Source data
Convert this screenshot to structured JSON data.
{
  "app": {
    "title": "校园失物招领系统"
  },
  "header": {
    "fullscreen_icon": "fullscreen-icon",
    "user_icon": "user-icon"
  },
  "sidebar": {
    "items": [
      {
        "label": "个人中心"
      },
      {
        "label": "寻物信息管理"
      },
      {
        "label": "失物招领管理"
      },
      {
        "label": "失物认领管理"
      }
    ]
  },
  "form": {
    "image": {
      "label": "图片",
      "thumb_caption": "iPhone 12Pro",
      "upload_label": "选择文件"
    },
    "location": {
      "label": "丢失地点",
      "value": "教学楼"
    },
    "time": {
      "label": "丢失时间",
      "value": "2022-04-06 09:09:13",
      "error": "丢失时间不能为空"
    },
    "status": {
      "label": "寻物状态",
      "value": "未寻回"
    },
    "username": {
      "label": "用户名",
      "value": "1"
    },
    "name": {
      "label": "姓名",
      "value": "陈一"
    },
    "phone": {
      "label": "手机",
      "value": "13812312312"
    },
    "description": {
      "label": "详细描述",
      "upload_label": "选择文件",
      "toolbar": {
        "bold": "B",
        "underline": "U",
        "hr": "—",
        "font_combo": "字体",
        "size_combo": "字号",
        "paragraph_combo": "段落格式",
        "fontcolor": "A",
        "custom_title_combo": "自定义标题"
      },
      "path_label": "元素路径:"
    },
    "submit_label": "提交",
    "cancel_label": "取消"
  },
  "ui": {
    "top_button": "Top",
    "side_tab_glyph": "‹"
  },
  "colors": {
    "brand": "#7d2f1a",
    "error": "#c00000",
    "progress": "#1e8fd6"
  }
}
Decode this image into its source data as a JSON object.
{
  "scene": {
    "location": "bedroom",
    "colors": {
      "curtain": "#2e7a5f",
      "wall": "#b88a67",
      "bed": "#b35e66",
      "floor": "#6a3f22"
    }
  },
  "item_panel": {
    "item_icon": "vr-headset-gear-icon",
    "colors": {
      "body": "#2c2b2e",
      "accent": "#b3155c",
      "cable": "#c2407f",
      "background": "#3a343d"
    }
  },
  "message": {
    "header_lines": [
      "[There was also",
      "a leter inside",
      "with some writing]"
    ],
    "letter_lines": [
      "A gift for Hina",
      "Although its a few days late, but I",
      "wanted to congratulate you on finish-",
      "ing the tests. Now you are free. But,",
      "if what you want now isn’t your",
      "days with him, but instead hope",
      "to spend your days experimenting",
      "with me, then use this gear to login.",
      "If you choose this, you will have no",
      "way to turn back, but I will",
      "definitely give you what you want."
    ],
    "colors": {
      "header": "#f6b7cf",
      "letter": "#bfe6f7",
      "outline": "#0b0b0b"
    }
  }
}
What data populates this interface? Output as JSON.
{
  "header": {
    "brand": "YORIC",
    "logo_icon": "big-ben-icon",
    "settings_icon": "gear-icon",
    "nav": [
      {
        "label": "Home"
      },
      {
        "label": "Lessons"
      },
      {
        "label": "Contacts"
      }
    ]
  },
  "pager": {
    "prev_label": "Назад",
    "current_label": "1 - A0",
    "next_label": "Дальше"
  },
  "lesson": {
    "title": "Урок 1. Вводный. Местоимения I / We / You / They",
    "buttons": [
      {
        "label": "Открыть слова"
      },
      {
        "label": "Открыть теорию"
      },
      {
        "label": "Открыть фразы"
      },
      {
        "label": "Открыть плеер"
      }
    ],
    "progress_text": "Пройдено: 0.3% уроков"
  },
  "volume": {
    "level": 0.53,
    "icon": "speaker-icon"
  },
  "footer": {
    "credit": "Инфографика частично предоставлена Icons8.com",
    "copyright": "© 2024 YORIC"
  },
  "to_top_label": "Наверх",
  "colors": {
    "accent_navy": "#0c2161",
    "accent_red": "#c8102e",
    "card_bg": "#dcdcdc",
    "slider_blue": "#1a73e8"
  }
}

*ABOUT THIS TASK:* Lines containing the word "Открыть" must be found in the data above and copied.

*SOLUTION FOR THIS TASK:*
        "label": "Открыть слова"
        "label": "Открыть теорию"
        "label": "Открыть фразы"
        "label": "Открыть плеер"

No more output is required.